Cookies Policy

This site uses cookies. By continuing to browse the site you are agreeing to our use of cookies.

I accept this policy

Find out more here

Resistance of an indigenous biological system against expansion of the invasive nematode, Bursaphelenchus xylophilus, in cool areas of Japan

No metrics data to plot.
The attempt to load metrics for this article has failed.
The attempt to plot a graph for these metrics has failed.
The full text of this article is not currently available.

Brill’s MyBook program is exclusively available on BrillOnline Books and Journals. Students and scholars affiliated with an institution that has purchased a Brill E-Book on the BrillOnline platform automatically have access to the MyBook option for the title(s) acquired by the Library. Brill MyBook is a print-on-demand paperback copy which is sold at a favorably uniform low price.
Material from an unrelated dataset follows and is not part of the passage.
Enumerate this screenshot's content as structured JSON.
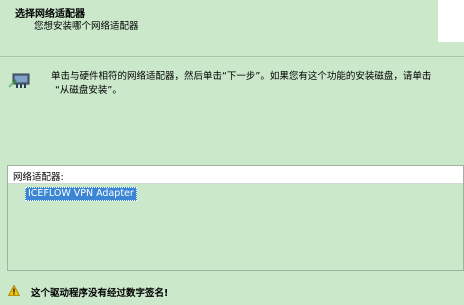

Access this article

+ Tax (if applicable)
Add to Favorites
You must be logged in to use this functionality

image of Nematology
For more content, see Nematologica.

Bursaphelenchus xylophilus is the pathogen associated with pine wilt disease (PWD), an infectious disease of pine trees transmitted by cerambycid beetles of the genus Monochamus. Bursaphelenchus xylophilus is an invasive species, whilst B. mucronatus is a native congener and non-pathogenic to pine trees in Japan. To provide experiment evidence of the biotic and/or abiotic resistance to PWD expansion in a cool area of Japan, we inoculated B. xylophilus into healthy pine trees in a Japanese red pine (Pinus densiflora) stand with the indigenous pine tree-B. mucronatus-insect vector system before invasion of B. xylophilus in 1993 and 1994. Extremely cool air temperature with high precipitation and extremely high air temperature with low precipitation were observed in the summers of the 2 years of inoculation, respectively. The cool summer induced a low incidence of PWD and delayed disease development, resulting in the replacement of B. xylophilus by B. mucronatus within diseased trees and the emergence of Monochamus saltuarius beetles carrying B. mucronatus from the trees 2 years after the inoculation. The hot summer induced disease development in trees in the year of inoculation, but such diseased trees did not become infection sources because of the lack of M. alternatus, whose oviposition was synchronised with the period of disease development in pine trees. This study indicated that biotic factors were important in the inhibitory mechanism in a pine forest against the spread of PWD in the stand. Relevant biotic factors were the lack of M. alternatus and the presence of M. saltuarius carrying B. mucronatus.

Affiliations: 1: Forestry Research Centre, Hiroshima Prefectural Technology Research Institute, Miyoshi, Hiroshima 728-0015, Japan;, Email:; 2: Graduate School of Agricultural and Life Sciences, The University of Tokyo, Tokyo 113-8657, Japan


Full text loading...


Data & Media loading...

Article metrics loading...



Can't access your account?
  • Tools

  • Add to Favorites
  • Printable version
  • Email this page
  • Subscribe to ToC alert
  • Get permissions
  • Recommend to your library

    You must fill out fields marked with: *

    Librarian details
    Your details
    Why are you recommending this title?
    Select reason:
    Nematology — Recommend this title to your library
  • Export citations
  • Key

  • Full access
  • Open Access
  • Partial/No accessInformation